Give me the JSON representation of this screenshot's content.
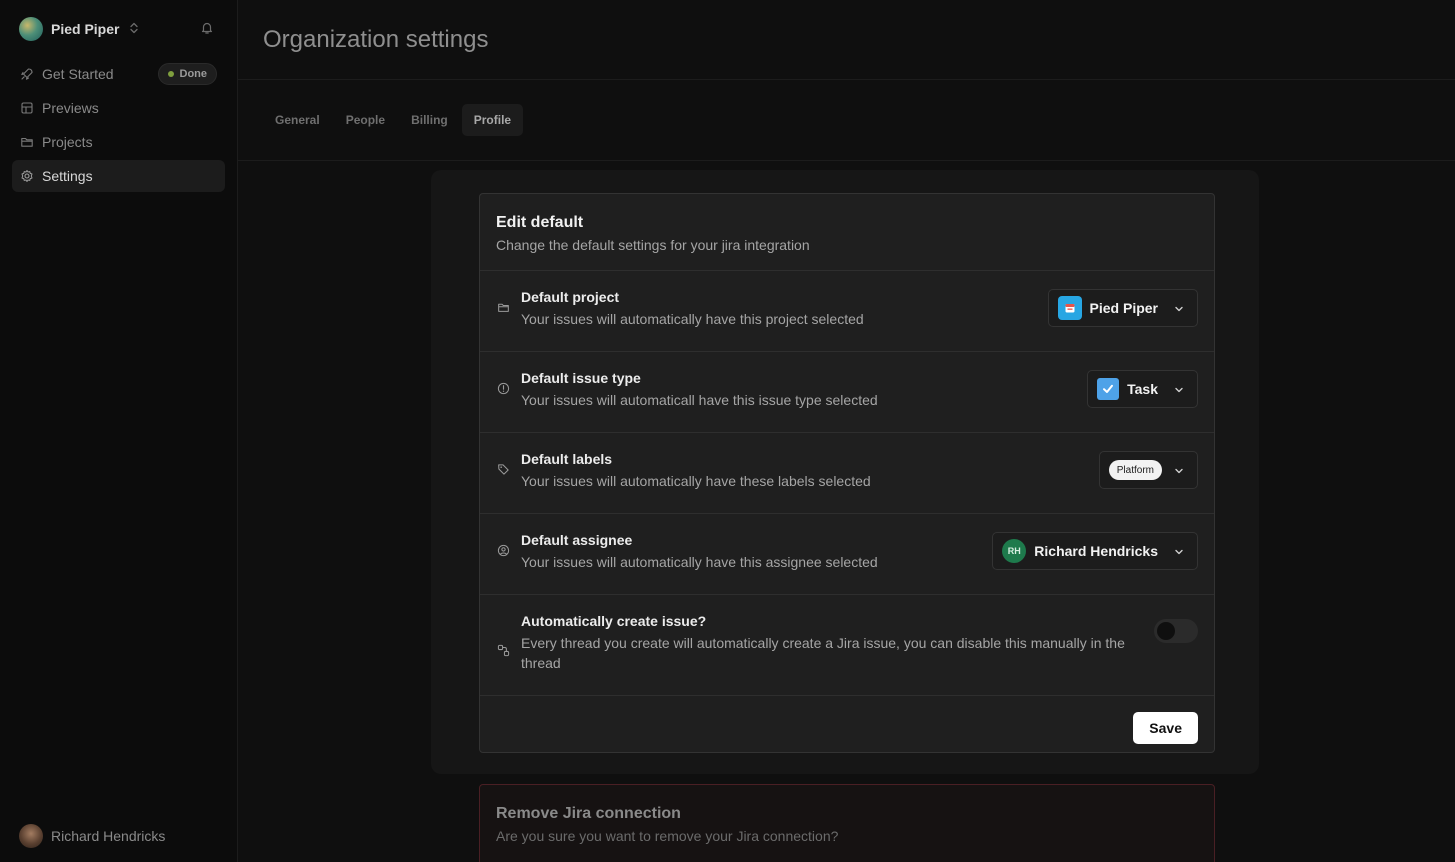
{
  "sidebar": {
    "org_name": "Pied Piper",
    "items": [
      {
        "label": "Get Started",
        "icon": "rocket-icon",
        "badge": "Done"
      },
      {
        "label": "Previews",
        "icon": "layout-icon"
      },
      {
        "label": "Projects",
        "icon": "folder-icon"
      },
      {
        "label": "Settings",
        "icon": "gear-icon",
        "active": true
      }
    ],
    "user_name": "Richard Hendricks"
  },
  "header": {
    "title": "Organization settings"
  },
  "tabs": [
    {
      "label": "General"
    },
    {
      "label": "People"
    },
    {
      "label": "Billing"
    },
    {
      "label": "Profile",
      "active": true
    }
  ],
  "edit_default": {
    "title": "Edit default",
    "subtitle": "Change the default settings for your jira integration",
    "rows": [
      {
        "title": "Default project",
        "desc": "Your issues will automatically have this project selected",
        "value": "Pied Piper"
      },
      {
        "title": "Default issue type",
        "desc": "Your issues will automaticall have this issue type selected",
        "value": "Task"
      },
      {
        "title": "Default labels",
        "desc": "Your issues will automatically have these labels selected",
        "value": "Platform"
      },
      {
        "title": "Default assignee",
        "desc": "Your issues will automatically have this assignee selected",
        "value": "Richard Hendricks",
        "initials": "RH"
      },
      {
        "title": "Automatically create issue?",
        "desc": "Every thread you create will automatically create a Jira issue, you can disable this manually in the thread",
        "toggle_on": false
      }
    ],
    "save_label": "Save"
  },
  "remove_jira": {
    "title": "Remove Jira connection",
    "subtitle": "Are you sure you want to remove your Jira connection?"
  },
  "colors": {
    "accent_done": "#7f9f3e",
    "project_icon": "#27a6e3",
    "task_icon": "#4ea2e8",
    "assignee_avatar": "#1e7a4c",
    "danger_border": "#4a1f24"
  }
}
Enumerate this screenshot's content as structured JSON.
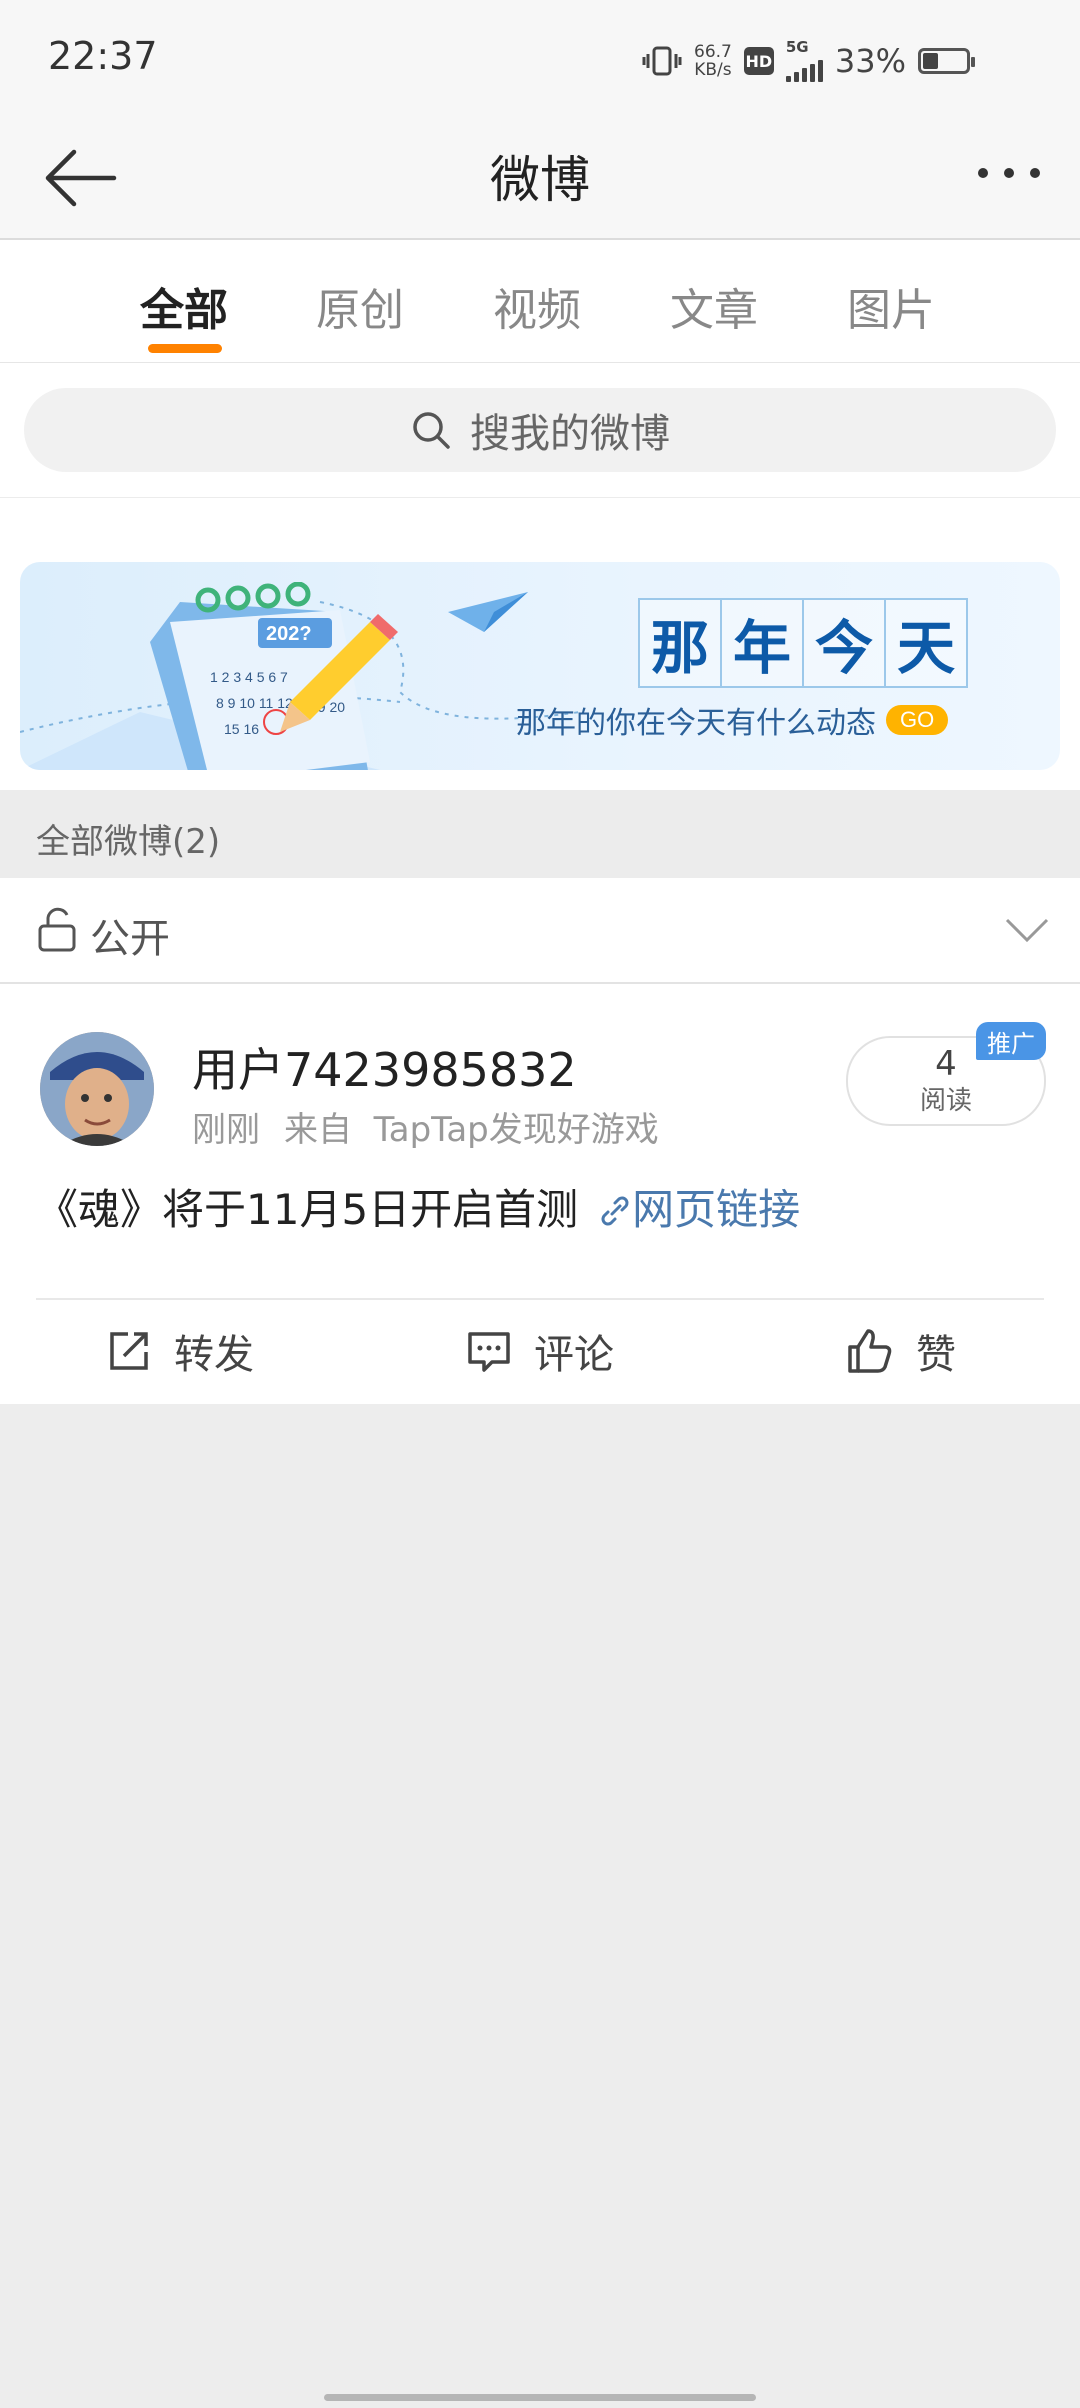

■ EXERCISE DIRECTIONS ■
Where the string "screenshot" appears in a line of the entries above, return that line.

■ EXERCISE RESULT ■
Give me the JSON representation of this screenshot's content.
Enumerate this screenshot's content as structured JSON.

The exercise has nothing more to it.